Webflow: Strengths and Weaknesses
Pro 1: Creative Freedom:
With Webflow, you’re building a div-block type of website. However, you can change the layout to whatever matches your interest best. That means you can tweak the design to fit the user demographic you wish to attract. After all, you must also pay attention to the UX/UI aspect if you want your website to rank on the first pages of Google.
You can also follow the example of world-renowned website designs and import elements from the official Google page or drive inspiration from major corporations’ websites. Webflow makes it possible for you to create a website you can call your own, regardless of if it is an online shop or a blog.
Webflow doesn’t cover every CSS setting, but it takes the crown for its Designer tool compared to its competitors.
Con 1: Steeper Learning Curve
If you’ve never worked on a website before, you may want to watch a couple of tutorials to get the gist of Webflow. The Designer tool looks like the inside of Adobe Photoshop or Illustrator, which means you may feel overwhelmed at first glance. Make sure you familiarize yourself with the function of each feature, and only after that should you start creating your website.
Pro 2: Speedy Loading Times:
One prominent feature of Webflow is its incredibly fast loading speed made possible with clean code. The platform optimizes any created websites to rank high on Google Pagespeed Insights.
This Pingdom Website Speed Test presents results for Zendesk’s Branland, a website Webflow hosts. The test retrieved a performance grade of A (97) and a load time of 1.02 seconds.
Thanks to the built-in hosting feature, you also don’t have to integrate third-party apps, which more often than not, significantly slow down the loading speed. The same goes for plugins like Elementor, which Webflow as an independent operator doesn’t endorse.
Con 2: Cost:
Webflow is a free platform. However, to host your website and make it usable, you must pay a membership fee.
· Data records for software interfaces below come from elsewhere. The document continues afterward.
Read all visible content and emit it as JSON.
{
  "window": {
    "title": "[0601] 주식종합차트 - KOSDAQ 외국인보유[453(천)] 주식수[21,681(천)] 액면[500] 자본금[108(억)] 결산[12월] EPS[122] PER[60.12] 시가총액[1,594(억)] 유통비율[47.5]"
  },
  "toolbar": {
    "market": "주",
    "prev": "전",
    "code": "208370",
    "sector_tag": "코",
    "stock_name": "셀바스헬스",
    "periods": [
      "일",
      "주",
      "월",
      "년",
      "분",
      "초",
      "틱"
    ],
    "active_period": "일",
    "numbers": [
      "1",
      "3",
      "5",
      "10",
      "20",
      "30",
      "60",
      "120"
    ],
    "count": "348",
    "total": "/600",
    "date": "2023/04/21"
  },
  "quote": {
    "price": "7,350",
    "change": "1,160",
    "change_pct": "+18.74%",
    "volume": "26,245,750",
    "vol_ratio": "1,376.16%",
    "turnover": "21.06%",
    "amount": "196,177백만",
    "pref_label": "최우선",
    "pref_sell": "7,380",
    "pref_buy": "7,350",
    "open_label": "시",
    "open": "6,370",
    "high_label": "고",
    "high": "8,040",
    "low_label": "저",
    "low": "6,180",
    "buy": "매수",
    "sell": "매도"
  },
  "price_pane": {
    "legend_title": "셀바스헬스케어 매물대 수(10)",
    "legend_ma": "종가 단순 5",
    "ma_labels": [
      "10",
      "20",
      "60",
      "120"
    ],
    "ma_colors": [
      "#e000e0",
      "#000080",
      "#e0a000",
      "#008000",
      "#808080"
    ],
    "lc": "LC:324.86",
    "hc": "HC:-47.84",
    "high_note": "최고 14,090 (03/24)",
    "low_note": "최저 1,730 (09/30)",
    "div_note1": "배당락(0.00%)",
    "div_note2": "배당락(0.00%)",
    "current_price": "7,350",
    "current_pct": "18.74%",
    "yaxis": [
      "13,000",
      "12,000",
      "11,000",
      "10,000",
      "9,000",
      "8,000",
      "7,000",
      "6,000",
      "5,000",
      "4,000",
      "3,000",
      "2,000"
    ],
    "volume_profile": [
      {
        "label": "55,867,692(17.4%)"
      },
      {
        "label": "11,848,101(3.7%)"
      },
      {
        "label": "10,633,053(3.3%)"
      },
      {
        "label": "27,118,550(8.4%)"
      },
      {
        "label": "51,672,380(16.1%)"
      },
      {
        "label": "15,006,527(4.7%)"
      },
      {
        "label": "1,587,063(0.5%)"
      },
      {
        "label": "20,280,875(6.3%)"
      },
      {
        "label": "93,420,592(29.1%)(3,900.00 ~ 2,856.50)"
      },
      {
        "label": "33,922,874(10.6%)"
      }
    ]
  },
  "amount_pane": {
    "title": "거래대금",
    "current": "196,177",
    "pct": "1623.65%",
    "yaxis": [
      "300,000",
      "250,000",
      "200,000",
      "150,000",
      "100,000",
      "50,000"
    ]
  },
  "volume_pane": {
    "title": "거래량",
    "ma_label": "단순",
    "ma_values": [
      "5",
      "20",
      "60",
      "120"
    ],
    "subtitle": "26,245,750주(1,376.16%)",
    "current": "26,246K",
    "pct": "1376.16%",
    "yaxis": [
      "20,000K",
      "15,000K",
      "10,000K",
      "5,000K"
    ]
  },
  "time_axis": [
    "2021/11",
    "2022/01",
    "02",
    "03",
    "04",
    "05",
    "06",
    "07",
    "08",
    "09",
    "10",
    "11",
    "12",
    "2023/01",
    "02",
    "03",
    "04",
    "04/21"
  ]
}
This fee depends on the pricing plan you opt for.
For example, Webflow is a far costlier option compared to WordPress plugins. That is because it packs everything you need for web publishing, except domain hosting.
Pro 3: Efficiency:
Because Webflow operates with clean code, it generates a div block for every drag-and-drop feature. Unlike other website-building tools like Elementor, one div block doesn’t have a multifaceted nature, leading to code overlap. Instead, you are working with a clean slate.
You add a container, and you add multiple columns within that container. Webflow will generate a div block for each element, separate from the div blocks meant to support the background images and effects.